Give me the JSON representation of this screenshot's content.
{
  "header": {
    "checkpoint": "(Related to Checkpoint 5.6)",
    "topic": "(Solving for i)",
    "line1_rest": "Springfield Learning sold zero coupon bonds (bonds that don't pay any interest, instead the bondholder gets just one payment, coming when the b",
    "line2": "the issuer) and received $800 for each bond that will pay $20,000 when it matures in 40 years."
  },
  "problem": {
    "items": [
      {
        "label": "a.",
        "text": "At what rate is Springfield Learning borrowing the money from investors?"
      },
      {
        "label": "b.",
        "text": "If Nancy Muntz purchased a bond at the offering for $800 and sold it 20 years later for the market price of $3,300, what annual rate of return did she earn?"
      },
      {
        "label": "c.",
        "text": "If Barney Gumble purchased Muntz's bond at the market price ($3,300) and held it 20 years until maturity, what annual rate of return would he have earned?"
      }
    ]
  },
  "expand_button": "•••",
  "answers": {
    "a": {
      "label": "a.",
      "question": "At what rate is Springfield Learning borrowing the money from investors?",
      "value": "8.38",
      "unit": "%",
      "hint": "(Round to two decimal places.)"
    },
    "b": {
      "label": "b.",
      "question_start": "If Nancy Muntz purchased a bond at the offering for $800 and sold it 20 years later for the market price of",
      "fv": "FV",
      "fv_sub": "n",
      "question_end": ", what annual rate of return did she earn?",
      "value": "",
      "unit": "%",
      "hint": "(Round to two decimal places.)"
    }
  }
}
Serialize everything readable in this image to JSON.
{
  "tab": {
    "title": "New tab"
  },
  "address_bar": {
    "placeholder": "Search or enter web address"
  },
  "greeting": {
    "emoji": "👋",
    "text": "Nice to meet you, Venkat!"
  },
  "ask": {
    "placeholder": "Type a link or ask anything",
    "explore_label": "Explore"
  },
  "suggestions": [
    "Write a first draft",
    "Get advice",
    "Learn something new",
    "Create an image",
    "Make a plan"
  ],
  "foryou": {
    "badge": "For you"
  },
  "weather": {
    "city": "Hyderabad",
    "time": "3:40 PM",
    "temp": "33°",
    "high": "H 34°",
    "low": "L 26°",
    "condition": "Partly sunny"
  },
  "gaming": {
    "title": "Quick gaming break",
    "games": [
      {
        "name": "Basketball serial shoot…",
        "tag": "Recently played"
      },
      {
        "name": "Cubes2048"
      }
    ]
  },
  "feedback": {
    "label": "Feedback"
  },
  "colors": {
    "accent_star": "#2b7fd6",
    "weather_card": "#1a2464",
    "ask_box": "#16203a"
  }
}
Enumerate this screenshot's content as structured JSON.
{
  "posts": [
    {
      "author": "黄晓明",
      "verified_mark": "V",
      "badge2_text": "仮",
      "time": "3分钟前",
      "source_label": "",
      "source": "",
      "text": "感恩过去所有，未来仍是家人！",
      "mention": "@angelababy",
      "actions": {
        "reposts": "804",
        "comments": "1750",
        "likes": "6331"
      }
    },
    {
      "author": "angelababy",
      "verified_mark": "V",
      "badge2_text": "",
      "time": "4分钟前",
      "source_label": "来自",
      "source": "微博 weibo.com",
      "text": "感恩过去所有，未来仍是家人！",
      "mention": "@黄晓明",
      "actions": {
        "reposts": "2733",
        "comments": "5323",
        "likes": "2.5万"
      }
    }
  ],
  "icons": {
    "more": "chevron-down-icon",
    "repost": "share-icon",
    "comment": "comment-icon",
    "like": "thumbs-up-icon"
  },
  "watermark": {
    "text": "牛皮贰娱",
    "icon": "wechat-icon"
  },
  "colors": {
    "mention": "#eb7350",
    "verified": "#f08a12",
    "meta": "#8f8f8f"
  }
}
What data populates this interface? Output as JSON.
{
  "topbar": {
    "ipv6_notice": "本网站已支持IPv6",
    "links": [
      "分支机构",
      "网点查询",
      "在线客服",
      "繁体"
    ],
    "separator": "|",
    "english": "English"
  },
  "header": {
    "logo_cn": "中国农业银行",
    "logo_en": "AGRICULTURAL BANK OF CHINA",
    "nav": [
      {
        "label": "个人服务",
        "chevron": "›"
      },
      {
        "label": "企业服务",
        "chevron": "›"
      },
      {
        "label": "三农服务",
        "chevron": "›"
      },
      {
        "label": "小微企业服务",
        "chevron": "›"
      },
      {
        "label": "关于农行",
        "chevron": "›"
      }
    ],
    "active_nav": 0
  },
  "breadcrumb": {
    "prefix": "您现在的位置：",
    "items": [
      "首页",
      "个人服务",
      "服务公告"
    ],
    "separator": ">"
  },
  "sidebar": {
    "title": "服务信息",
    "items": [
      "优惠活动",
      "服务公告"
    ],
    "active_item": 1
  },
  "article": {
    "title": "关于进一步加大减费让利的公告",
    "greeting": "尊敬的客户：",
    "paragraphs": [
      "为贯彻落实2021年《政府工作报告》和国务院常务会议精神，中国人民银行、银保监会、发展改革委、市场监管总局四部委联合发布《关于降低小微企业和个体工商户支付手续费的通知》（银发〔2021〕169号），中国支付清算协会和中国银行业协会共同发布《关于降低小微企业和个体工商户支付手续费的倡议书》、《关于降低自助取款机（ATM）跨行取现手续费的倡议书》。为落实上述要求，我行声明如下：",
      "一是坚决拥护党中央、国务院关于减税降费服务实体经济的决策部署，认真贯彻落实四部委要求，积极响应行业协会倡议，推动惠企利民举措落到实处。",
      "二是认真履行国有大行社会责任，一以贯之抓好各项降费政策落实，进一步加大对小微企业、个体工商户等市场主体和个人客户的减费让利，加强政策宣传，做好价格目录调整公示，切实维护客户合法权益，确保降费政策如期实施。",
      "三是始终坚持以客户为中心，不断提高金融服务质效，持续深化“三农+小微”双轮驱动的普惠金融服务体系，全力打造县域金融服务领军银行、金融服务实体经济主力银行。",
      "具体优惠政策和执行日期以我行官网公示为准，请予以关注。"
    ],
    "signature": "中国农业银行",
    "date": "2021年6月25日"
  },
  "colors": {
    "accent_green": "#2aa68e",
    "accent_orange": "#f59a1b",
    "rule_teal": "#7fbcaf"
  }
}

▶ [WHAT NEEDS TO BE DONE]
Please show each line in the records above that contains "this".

▶ [RESULT OF THE TASK]
Give me the JSON representation of this screenshot's content.
Serialize everything readable in this image to JSON.
Enumerate this screenshot's content as structured JSON.
What data populates this interface? Output as JSON.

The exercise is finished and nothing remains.